I’ve never heard of this place but I’d like to visit! It looks really charming. I love doing day trips when I visit an areas.
Lagangilang, the name though a tongue twister of sorts sounds so sweet. Interesting to learn about how this name was formed. Another fresh perspective of the Philippines, loved reading about this place and its colonial past. A fascinating place steeped in history.
Oh this is interesting. I had always heard about the Spanish colonial era in Philippines but I did not know that Americans were also there leaving that heritage in Lagangilang. It must be nice to smell the ilang-ilang scent at night
This town’s name is so fun to say! I’ve never heard of it, but it sounds like there are worthy stops and historic spots.
To be honest, I never heard of this place but now I know so much more about it! Thanks for providing this great pocket guide!
Looks like there is a lot of stuff to do! I like how their seal represents so many different parts of their culture and society
I am Filipino but I have not been to Abra. Thank you for this very informative post!
I love doing day trips when I’m visiting a place. I think it gives you a better overall feel for the area. An ecopark would be interesting, but even the history in this town is enough to explore.
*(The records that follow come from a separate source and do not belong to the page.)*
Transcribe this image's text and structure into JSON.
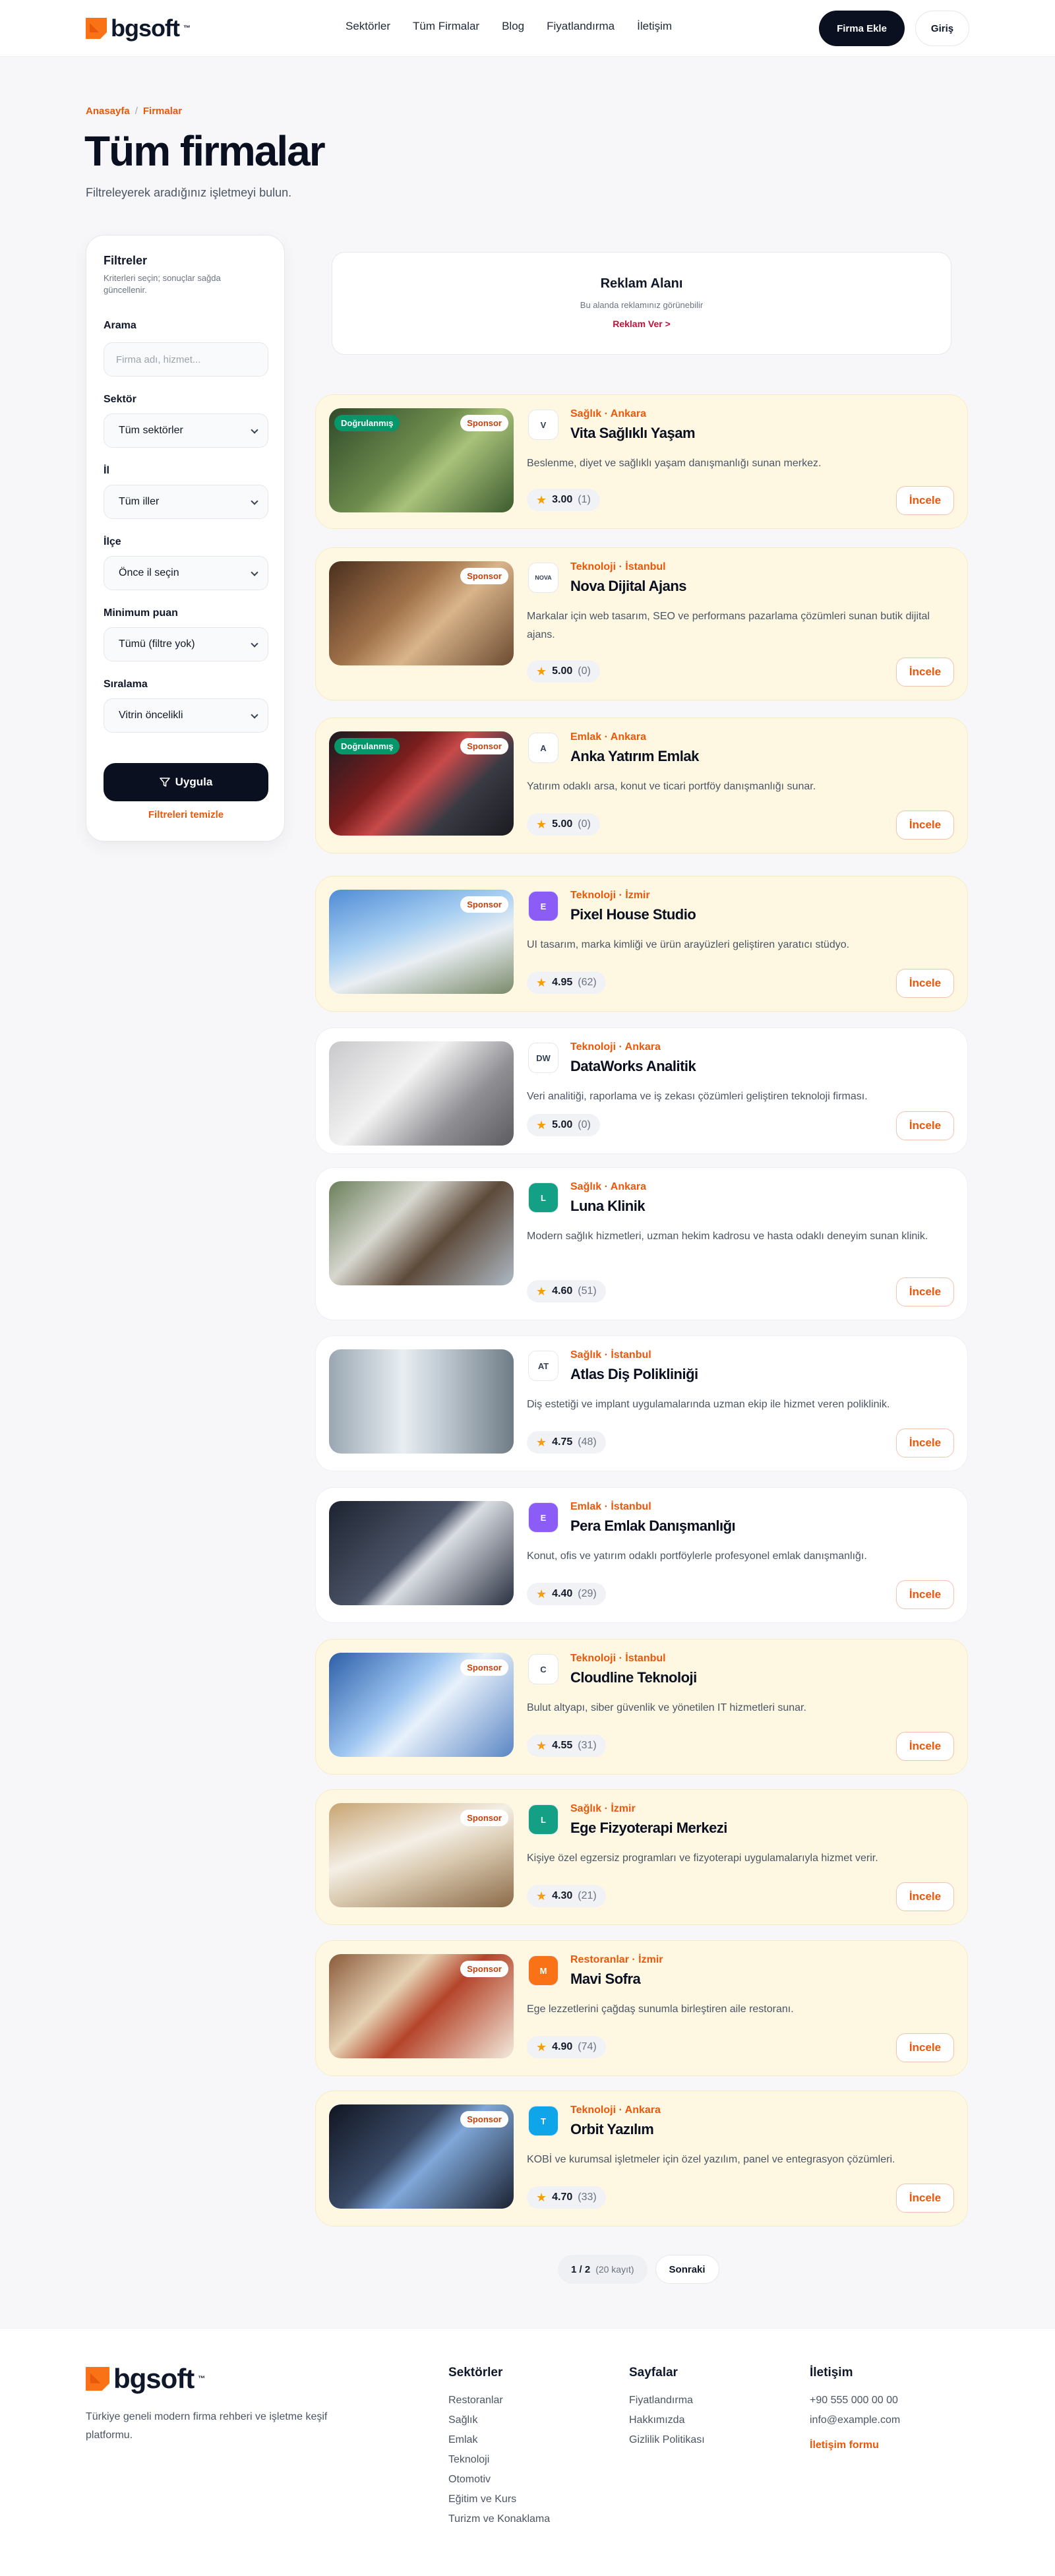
{
  "brand": {
    "name": "bgsoft",
    "tm": "™"
  },
  "nav": [
    "Sektörler",
    "Tüm Firmalar",
    "Blog",
    "Fiyatlandırma",
    "İletişim"
  ],
  "header_actions": {
    "add": "Firma Ekle",
    "login": "Giriş"
  },
  "breadcrumb": {
    "home": "Anasayfa",
    "sep": "/",
    "current": "Firmalar"
  },
  "page": {
    "title": "Tüm firmalar",
    "subtitle": "Filtreleyerek aradığınız işletmeyi bulun."
  },
  "filters": {
    "title": "Filtreler",
    "desc": "Kriterleri seçin; sonuçlar sağda güncellenir.",
    "search_label": "Arama",
    "search_placeholder": "Firma adı, hizmet...",
    "sector_label": "Sektör",
    "sector_value": "Tüm sektörler",
    "city_label": "İl",
    "city_value": "Tüm iller",
    "district_label": "İlçe",
    "district_value": "Önce il seçin",
    "rating_label": "Minimum puan",
    "rating_value": "Tümü (filtre yok)",
    "sort_label": "Sıralama",
    "sort_value": "Vitrin öncelikli",
    "apply": "Uygula",
    "clear": "Filtreleri temizle"
  },
  "ad": {
    "title": "Reklam Alanı",
    "desc": "Bu alanda reklamınız görünebilir",
    "link": "Reklam Ver >"
  },
  "badges": {
    "verified": "Doğrulanmış",
    "sponsor": "Sponsor"
  },
  "view_label": "İncele",
  "firms": [
    {
      "category": "Sağlık · Ankara",
      "name": "Vita Sağlıklı Yaşam",
      "desc": "Beslenme, diyet ve sağlıklı yaşam danışmanlığı sunan merkez.",
      "rating": "3.00",
      "count": "(1)",
      "verified": true,
      "sponsor": true,
      "logo": "V",
      "logo_color": "#ffffff"
    },
    {
      "category": "Teknoloji · İstanbul",
      "name": "Nova Dijital Ajans",
      "desc": "Markalar için web tasarım, SEO ve performans pazarlama çözümleri sunan butik dijital ajans.",
      "rating": "5.00",
      "count": "(0)",
      "verified": false,
      "sponsor": true,
      "logo": "NOVA",
      "logo_color": "#ffffff"
    },
    {
      "category": "Emlak · Ankara",
      "name": "Anka Yatırım Emlak",
      "desc": "Yatırım odaklı arsa, konut ve ticari portföy danışmanlığı sunar.",
      "rating": "5.00",
      "count": "(0)",
      "verified": true,
      "sponsor": true,
      "logo": "A",
      "logo_color": "#ffffff"
    },
    {
      "category": "Teknoloji · İzmir",
      "name": "Pixel House Studio",
      "desc": "UI tasarım, marka kimliği ve ürün arayüzleri geliştiren yaratıcı stüdyo.",
      "rating": "4.95",
      "count": "(62)",
      "verified": false,
      "sponsor": true,
      "logo": "E",
      "logo_color": "#8b5cf6"
    },
    {
      "category": "Teknoloji · Ankara",
      "name": "DataWorks Analitik",
      "desc": "Veri analitiği, raporlama ve iş zekası çözümleri geliştiren teknoloji firması.",
      "rating": "5.00",
      "count": "(0)",
      "verified": false,
      "sponsor": false,
      "logo": "DW",
      "logo_color": "#ffffff"
    },
    {
      "category": "Sağlık · Ankara",
      "name": "Luna Klinik",
      "desc": "Modern sağlık hizmetleri, uzman hekim kadrosu ve hasta odaklı deneyim sunan klinik.",
      "rating": "4.60",
      "count": "(51)",
      "verified": false,
      "sponsor": false,
      "logo": "L",
      "logo_color": "#14a085"
    },
    {
      "category": "Sağlık · İstanbul",
      "name": "Atlas Diş Polikliniği",
      "desc": "Diş estetiği ve implant uygulamalarında uzman ekip ile hizmet veren poliklinik.",
      "rating": "4.75",
      "count": "(48)",
      "verified": false,
      "sponsor": false,
      "logo": "AT",
      "logo_color": "#ffffff"
    },
    {
      "category": "Emlak · İstanbul",
      "name": "Pera Emlak Danışmanlığı",
      "desc": "Konut, ofis ve yatırım odaklı portföylerle profesyonel emlak danışmanlığı.",
      "rating": "4.40",
      "count": "(29)",
      "verified": false,
      "sponsor": false,
      "logo": "E",
      "logo_color": "#8b5cf6"
    },
    {
      "category": "Teknoloji · İstanbul",
      "name": "Cloudline Teknoloji",
      "desc": "Bulut altyapı, siber güvenlik ve yönetilen IT hizmetleri sunar.",
      "rating": "4.55",
      "count": "(31)",
      "verified": false,
      "sponsor": true,
      "logo": "C",
      "logo_color": "#ffffff"
    },
    {
      "category": "Sağlık · İzmir",
      "name": "Ege Fizyoterapi Merkezi",
      "desc": "Kişiye özel egzersiz programları ve fizyoterapi uygulamalarıyla hizmet verir.",
      "rating": "4.30",
      "count": "(21)",
      "verified": false,
      "sponsor": true,
      "logo": "L",
      "logo_color": "#14a085"
    },
    {
      "category": "Restoranlar · İzmir",
      "name": "Mavi Sofra",
      "desc": "Ege lezzetlerini çağdaş sunumla birleştiren aile restoranı.",
      "rating": "4.90",
      "count": "(74)",
      "verified": false,
      "sponsor": true,
      "logo": "M",
      "logo_color": "#f97316"
    },
    {
      "category": "Teknoloji · Ankara",
      "name": "Orbit Yazılım",
      "desc": "KOBİ ve kurumsal işletmeler için özel yazılım, panel ve entegrasyon çözümleri.",
      "rating": "4.70",
      "count": "(33)",
      "verified": false,
      "sponsor": true,
      "logo": "T",
      "logo_color": "#0ea5e9"
    }
  ],
  "pager": {
    "page": "1 / 2",
    "records": "(20 kayıt)",
    "next": "Sonraki"
  },
  "footer": {
    "desc": "Türkiye geneli modern firma rehberi ve işletme keşif platformu.",
    "col1": {
      "title": "Sektörler",
      "items": [
        "Restoranlar",
        "Sağlık",
        "Emlak",
        "Teknoloji",
        "Otomotiv",
        "Eğitim ve Kurs",
        "Turizm ve Konaklama"
      ]
    },
    "col2": {
      "title": "Sayfalar",
      "items": [
        "Fiyatlandırma",
        "Hakkımızda",
        "Gizlilik Politikası"
      ]
    },
    "col3": {
      "title": "İletişim",
      "items": [
        "+90 555 000 00 00",
        "info@example.com"
      ],
      "link": "İletişim formu"
    }
  },
  "colors": {
    "accent": "#ea580c",
    "dark": "#0b1020",
    "sponsor_bg": "#fef8e3",
    "verified": "#059669"
  }
}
Oh my husband would definitely love a visit at the Abra Institute of Science and Technology, as he likes everything science-related!